Gambling is an activity where people risk something of value, such as money or material possessions, for the chance to win a prize. It is a type of recreation and can be found at places like casinos, racetracks, and online. While gambling has many negative effects, it can also bring joy and excitement to those who participate. It can also improve mental development, socialization, and skill improvement. However, gambling should be done in moderation to avoid becoming addictive.
Gamblers experience a range of negative effects, from increased debt and financial strain to relationship problems and health issues. These impacts are observed at the individual, interpersonal, and community/society levels.
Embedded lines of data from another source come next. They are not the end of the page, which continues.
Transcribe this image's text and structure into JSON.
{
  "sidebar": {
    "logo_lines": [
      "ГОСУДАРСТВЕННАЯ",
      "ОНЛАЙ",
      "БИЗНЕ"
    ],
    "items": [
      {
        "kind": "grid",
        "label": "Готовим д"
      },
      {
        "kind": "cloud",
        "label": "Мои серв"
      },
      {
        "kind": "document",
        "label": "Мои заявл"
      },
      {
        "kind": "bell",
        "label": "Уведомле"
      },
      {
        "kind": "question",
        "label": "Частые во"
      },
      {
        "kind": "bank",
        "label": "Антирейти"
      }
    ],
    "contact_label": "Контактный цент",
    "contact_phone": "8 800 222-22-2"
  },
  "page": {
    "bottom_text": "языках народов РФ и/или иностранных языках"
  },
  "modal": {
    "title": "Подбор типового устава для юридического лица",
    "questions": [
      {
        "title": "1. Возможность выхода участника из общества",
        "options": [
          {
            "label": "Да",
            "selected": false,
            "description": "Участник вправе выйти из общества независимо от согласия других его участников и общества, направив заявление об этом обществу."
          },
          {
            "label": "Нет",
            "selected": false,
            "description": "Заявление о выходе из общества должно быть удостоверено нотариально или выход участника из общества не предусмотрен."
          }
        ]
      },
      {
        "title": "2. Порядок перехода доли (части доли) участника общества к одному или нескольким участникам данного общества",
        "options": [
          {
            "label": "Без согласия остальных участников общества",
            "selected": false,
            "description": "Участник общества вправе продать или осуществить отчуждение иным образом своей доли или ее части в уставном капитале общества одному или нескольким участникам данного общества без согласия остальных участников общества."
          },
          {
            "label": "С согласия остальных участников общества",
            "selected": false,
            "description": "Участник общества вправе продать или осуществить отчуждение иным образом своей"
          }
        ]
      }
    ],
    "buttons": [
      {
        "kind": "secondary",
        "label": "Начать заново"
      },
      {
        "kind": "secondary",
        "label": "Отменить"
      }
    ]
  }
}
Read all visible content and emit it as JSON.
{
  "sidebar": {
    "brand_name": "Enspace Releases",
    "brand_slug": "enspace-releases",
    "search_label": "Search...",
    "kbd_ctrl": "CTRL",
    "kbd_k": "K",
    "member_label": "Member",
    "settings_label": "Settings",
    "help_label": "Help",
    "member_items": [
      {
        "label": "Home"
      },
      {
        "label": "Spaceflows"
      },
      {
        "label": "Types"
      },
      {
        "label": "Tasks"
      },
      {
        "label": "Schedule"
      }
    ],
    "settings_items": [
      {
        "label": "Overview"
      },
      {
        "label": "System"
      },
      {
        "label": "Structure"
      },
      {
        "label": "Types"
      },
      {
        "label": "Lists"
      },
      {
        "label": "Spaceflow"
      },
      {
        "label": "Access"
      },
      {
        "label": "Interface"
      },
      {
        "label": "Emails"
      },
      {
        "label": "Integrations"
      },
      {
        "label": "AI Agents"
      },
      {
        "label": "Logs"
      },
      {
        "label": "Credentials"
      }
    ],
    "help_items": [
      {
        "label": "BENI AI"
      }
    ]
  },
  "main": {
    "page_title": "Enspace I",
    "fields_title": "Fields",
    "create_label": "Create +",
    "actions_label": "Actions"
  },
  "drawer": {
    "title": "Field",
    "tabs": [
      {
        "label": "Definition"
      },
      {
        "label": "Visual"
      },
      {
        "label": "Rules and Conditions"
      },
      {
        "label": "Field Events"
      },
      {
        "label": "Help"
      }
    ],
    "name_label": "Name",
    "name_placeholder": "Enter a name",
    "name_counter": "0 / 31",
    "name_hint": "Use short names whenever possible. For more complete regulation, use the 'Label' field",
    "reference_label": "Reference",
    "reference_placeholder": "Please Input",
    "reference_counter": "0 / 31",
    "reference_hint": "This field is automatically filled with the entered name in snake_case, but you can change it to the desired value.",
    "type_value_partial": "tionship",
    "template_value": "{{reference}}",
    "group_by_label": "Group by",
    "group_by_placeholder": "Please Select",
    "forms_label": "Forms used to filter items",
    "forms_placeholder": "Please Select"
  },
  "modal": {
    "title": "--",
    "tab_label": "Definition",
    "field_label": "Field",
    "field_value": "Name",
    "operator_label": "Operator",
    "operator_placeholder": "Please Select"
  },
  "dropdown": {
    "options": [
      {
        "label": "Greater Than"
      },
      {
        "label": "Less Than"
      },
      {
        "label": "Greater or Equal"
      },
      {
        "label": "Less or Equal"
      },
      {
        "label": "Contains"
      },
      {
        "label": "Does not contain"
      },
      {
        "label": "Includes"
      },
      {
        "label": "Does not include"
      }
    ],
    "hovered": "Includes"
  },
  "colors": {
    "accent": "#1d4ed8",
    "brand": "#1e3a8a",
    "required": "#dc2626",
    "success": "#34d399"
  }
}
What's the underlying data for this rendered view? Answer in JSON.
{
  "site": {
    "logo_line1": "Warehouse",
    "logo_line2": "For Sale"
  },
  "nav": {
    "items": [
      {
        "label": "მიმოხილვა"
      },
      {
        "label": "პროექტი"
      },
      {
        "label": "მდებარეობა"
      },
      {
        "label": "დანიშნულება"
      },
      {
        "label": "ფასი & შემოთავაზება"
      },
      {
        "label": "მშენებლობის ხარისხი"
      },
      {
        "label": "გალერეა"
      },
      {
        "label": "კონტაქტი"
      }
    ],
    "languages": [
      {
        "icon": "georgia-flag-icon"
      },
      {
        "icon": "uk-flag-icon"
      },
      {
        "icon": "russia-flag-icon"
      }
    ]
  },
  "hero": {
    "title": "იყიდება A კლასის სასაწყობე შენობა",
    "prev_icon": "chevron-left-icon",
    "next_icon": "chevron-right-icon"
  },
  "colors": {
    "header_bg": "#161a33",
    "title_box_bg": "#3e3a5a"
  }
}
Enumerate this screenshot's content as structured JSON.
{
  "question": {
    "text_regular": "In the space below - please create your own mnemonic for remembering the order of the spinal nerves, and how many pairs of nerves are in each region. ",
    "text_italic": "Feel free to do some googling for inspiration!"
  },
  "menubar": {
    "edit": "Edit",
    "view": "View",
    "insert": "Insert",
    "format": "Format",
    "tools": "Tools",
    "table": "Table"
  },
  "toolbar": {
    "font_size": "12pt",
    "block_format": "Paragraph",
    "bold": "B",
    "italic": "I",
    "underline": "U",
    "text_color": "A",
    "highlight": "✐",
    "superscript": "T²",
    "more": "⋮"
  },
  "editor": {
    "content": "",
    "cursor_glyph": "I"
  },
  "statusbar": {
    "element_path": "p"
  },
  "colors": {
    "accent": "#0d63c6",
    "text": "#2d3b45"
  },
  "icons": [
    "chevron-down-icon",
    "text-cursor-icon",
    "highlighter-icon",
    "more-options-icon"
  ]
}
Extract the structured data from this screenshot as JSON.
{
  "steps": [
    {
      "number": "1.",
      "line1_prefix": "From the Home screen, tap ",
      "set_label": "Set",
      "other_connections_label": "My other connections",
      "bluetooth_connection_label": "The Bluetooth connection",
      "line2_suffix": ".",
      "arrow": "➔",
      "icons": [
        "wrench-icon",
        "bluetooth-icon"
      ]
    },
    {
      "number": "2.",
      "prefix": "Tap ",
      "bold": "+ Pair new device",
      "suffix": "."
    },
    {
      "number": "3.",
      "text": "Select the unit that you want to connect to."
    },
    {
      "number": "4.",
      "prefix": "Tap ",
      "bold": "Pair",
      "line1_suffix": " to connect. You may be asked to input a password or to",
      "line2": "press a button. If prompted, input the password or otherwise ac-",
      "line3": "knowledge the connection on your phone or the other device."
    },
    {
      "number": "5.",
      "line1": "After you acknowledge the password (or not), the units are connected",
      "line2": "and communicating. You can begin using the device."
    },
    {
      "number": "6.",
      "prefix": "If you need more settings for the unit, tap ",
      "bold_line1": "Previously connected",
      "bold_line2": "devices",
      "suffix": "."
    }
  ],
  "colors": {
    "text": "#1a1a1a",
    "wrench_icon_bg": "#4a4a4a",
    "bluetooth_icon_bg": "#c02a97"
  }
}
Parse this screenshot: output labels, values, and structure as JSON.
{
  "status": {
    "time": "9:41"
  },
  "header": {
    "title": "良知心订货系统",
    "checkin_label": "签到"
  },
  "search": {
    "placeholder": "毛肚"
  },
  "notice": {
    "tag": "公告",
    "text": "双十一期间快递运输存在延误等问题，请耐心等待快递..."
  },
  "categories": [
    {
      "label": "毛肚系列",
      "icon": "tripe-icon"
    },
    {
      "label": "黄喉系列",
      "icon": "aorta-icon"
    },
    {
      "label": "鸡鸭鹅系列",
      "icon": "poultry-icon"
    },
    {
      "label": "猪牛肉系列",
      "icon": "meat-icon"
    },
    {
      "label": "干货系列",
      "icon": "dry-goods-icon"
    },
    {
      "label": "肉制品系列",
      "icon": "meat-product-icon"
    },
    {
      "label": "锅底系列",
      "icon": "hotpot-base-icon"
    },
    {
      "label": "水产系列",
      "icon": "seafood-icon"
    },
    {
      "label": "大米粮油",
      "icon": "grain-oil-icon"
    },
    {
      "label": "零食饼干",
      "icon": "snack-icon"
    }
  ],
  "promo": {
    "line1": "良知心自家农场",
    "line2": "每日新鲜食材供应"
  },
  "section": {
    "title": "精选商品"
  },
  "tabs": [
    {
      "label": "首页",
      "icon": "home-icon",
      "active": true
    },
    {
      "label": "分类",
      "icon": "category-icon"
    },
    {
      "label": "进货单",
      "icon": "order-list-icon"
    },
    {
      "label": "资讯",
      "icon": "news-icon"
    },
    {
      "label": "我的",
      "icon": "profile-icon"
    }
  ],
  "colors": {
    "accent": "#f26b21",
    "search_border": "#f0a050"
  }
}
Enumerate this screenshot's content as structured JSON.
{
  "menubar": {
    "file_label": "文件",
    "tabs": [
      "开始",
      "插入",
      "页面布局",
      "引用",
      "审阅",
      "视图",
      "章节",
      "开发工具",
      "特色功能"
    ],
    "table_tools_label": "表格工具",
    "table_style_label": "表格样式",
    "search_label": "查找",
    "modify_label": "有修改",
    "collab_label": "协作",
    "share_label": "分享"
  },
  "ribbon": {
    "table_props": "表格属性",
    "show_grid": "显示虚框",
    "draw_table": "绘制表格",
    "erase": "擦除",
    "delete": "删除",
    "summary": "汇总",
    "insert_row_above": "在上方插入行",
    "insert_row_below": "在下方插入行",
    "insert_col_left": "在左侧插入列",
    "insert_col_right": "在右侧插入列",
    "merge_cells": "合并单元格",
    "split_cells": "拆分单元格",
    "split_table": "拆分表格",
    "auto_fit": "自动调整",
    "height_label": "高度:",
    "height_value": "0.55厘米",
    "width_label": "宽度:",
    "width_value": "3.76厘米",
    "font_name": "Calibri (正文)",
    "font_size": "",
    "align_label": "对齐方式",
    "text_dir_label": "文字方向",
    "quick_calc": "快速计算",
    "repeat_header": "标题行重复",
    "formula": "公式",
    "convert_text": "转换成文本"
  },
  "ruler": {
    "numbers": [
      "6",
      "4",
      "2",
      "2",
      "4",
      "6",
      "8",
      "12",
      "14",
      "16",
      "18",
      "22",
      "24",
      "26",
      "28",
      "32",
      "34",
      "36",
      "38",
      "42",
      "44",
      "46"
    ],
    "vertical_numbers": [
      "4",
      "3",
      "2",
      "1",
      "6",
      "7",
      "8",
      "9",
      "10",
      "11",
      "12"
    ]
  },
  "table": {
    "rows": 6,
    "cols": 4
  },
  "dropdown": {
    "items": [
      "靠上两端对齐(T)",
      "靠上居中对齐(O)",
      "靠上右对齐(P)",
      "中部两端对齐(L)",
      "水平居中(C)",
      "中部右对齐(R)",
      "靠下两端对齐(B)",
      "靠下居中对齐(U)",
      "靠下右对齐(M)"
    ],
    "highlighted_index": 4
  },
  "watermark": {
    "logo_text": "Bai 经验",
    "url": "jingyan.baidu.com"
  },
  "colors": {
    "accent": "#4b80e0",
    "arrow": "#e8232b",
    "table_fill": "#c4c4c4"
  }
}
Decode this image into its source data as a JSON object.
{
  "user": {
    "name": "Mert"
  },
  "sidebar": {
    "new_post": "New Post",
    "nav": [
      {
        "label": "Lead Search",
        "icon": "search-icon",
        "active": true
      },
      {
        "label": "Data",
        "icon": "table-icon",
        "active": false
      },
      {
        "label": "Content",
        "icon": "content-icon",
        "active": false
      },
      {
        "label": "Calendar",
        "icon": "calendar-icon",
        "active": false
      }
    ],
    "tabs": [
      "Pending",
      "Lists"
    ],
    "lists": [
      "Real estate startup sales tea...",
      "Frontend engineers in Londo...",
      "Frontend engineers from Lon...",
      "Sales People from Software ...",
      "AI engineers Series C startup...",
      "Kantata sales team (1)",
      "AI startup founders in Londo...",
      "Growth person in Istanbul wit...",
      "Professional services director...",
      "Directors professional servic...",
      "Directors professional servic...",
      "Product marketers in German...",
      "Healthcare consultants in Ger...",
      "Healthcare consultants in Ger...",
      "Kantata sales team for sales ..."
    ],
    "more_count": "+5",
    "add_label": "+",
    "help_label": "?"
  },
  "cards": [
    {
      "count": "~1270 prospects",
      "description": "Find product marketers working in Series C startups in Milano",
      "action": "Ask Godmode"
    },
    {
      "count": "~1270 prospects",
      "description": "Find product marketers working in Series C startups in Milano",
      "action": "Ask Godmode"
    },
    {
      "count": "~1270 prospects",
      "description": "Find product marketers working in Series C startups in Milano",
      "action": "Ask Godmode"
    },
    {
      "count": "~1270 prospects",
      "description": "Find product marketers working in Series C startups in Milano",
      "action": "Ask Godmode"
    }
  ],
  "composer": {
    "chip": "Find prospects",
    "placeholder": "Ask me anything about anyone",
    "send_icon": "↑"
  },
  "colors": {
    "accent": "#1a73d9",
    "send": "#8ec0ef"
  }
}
They can have long-term effects that change the life course of individuals and even pass from one generation to another.
Identifying the triggers that lead to gambling can help you overcome the urge to gamble. For example, if you are often gambling with friends, it is important to try to limit your interactions with them or to stay away from bars and restaurants where you can find them. You may also want to limit your access to the internet or download apps that block gambling content. You can also seek support from a peer group, such as Gamblers Anonymous, which is a 12-step recovery program modeled after Alcoholics Anonymous.
Problem gambling can cause significant social and economic harm, and it is important to recognize the warning signs of this behavior. These warning signs include frequent deposits, gambling without money, and hiding money or assets. If you have any of these signs, it is important to seek treatment before the problem gets worse.
Some people may not recognize that they have a gambling problem until it is too late, and this can impact family members and friends as well. They may have difficulty communicating with their loved ones about their addiction and are often in denial about their condition. If you suspect that a friend or family member is suffering from a gambling addiction, it is important to approach them with care and respect. It is not helpful to make critical comments or belittling them, as this will only make the situation worse. It is also important to remember that they will likely experience cycles of awareness and denial.
While it may be tempting to gamble for a quick fix, it is important to remember that gambling is an addictive behavior and can lead to devastating consequences. Often, the money that is won from gambling is used to cover other expenses or to fund new habits. Ultimately, it is important to understand that gambling is not worth the roller-coaster of emotions and stress. Instead, you can enjoy other leisure activities that are less harmful to your mental and physical health. For example, you can spend time with friends, take a walk in nature, or visit museums and art galleries. Taking a break from gambling can help you regain control of your finances and your relationships.